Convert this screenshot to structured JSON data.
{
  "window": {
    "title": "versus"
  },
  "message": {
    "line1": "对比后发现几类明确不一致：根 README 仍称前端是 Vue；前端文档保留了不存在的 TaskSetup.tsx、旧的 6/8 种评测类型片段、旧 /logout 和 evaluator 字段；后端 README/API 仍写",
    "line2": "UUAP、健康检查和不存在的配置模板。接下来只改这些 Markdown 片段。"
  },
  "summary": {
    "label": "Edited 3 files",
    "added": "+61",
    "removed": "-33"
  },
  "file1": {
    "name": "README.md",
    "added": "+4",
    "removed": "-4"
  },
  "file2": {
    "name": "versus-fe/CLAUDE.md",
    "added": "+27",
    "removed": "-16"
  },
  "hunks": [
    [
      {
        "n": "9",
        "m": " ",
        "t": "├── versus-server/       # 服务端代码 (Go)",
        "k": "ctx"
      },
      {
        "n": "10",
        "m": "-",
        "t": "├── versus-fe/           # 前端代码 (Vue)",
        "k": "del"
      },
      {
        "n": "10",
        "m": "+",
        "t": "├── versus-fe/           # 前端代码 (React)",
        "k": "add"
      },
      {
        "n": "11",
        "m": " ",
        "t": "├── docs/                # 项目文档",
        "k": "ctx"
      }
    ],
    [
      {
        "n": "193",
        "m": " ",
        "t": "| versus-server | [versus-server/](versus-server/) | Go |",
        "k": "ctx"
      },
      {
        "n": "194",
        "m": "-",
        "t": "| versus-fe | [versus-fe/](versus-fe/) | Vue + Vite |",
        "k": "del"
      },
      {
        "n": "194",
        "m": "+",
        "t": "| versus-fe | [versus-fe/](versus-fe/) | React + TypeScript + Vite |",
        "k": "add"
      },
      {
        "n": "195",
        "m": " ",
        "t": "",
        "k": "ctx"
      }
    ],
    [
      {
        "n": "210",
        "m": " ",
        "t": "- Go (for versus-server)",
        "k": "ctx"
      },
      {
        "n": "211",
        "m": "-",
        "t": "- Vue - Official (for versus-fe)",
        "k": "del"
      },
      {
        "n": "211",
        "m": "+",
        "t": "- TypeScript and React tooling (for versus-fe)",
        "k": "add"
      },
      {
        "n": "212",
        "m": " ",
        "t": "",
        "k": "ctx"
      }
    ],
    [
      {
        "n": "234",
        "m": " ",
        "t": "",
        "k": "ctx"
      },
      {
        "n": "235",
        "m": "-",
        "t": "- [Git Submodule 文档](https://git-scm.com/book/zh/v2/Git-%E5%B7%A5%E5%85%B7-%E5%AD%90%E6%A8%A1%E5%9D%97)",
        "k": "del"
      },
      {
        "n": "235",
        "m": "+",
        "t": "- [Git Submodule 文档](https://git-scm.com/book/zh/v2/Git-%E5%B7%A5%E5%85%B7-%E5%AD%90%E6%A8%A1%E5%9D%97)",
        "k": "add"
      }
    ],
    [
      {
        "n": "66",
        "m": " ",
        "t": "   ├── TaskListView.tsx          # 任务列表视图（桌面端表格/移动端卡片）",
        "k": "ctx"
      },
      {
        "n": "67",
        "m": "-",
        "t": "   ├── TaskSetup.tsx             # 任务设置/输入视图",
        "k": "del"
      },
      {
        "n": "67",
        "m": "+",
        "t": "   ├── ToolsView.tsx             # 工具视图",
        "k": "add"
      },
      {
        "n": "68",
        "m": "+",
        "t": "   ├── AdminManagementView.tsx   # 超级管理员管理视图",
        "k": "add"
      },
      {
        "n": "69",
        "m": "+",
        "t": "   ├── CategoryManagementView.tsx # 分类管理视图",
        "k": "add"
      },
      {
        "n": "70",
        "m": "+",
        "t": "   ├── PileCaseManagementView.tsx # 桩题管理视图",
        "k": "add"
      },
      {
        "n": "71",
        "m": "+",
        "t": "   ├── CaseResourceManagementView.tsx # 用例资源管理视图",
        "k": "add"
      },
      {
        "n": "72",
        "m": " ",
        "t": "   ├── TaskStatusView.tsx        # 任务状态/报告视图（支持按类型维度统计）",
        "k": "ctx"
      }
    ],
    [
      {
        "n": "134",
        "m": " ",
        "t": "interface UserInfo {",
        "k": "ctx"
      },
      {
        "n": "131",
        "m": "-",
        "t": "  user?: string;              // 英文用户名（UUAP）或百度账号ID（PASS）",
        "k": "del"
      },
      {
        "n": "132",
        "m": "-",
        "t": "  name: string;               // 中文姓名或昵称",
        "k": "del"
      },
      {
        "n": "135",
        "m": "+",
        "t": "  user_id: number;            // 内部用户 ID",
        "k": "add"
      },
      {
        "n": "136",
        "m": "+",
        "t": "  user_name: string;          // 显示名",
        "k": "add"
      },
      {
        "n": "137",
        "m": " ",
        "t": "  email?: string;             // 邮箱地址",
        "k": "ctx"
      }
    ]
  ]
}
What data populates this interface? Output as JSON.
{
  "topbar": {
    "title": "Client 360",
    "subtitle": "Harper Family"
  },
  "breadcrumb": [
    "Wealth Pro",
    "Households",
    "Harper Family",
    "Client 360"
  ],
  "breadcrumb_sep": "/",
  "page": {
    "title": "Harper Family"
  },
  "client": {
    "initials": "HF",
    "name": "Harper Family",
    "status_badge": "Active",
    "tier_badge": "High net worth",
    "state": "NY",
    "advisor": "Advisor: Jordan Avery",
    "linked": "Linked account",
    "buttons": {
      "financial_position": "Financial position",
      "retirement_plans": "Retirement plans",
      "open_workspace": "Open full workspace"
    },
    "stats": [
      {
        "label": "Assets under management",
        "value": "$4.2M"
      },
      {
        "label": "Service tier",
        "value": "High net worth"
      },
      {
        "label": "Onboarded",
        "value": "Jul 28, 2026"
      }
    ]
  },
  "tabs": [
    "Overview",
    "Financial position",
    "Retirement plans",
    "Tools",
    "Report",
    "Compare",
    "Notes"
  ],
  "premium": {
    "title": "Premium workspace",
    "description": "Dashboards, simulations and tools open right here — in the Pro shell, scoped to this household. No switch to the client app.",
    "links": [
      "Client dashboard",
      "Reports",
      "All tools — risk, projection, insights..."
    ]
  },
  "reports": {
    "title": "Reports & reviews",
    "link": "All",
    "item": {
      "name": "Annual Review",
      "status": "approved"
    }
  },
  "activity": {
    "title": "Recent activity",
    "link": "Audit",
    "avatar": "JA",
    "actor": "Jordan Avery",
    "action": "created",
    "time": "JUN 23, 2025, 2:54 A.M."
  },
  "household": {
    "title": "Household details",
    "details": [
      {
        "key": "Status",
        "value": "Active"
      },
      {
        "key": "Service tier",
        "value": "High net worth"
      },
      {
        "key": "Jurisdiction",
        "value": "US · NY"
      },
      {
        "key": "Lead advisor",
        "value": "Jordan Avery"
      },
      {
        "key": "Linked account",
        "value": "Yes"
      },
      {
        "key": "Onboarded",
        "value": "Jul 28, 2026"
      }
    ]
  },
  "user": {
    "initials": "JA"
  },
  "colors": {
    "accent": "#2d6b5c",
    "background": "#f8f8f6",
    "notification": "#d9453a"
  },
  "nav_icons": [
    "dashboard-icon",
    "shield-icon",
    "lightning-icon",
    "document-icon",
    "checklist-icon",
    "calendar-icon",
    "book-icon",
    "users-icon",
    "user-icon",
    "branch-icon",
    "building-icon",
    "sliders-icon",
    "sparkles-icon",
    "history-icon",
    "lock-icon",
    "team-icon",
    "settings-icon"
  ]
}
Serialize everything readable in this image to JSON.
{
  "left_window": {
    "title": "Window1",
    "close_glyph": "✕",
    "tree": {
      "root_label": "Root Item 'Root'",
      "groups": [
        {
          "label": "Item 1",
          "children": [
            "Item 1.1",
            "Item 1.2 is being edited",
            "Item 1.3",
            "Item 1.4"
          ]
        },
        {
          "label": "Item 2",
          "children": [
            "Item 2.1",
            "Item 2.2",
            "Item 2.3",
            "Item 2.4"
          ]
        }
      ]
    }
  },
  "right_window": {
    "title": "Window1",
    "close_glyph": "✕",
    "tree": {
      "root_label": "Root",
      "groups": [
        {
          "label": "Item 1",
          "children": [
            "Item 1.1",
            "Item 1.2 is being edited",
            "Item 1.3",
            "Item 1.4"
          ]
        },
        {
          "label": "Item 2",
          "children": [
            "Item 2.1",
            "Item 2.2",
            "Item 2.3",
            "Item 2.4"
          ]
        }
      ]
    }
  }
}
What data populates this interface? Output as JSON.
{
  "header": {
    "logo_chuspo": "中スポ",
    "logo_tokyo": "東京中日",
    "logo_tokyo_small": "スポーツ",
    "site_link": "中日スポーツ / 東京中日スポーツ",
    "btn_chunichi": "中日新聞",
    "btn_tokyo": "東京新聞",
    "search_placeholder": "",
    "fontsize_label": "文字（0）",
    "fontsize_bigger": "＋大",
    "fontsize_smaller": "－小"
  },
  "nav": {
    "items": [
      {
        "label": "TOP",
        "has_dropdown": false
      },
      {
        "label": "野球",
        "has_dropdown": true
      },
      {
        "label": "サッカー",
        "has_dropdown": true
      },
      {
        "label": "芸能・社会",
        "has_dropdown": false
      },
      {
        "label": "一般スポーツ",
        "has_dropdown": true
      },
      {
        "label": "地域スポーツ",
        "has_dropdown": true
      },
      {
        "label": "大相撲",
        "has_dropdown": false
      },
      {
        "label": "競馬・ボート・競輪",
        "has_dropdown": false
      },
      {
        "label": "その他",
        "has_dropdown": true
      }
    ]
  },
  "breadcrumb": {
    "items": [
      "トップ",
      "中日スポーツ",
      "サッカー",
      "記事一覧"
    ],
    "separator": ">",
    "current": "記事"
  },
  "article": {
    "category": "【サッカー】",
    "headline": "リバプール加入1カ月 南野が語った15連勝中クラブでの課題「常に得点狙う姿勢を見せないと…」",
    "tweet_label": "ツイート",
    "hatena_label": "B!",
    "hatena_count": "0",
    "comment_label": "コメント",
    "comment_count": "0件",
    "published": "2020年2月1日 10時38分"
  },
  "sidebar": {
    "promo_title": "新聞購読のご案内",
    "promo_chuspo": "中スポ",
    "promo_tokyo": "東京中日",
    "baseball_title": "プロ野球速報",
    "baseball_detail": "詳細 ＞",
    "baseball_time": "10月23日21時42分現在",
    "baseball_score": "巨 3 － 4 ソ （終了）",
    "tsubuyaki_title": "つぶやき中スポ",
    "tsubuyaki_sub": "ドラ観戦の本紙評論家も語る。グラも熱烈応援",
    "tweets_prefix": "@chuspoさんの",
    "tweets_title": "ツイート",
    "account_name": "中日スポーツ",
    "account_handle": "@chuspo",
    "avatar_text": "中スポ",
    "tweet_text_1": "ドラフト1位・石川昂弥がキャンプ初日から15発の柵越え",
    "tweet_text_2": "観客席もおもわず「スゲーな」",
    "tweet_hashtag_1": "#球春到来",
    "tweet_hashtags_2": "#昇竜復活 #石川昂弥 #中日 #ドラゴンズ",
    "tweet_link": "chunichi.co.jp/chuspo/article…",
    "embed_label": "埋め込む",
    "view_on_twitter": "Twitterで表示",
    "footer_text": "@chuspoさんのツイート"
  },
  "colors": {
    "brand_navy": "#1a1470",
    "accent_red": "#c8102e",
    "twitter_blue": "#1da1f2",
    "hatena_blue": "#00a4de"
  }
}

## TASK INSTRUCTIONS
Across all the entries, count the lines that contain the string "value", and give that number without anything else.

## RESPONSE TO THE TASK
9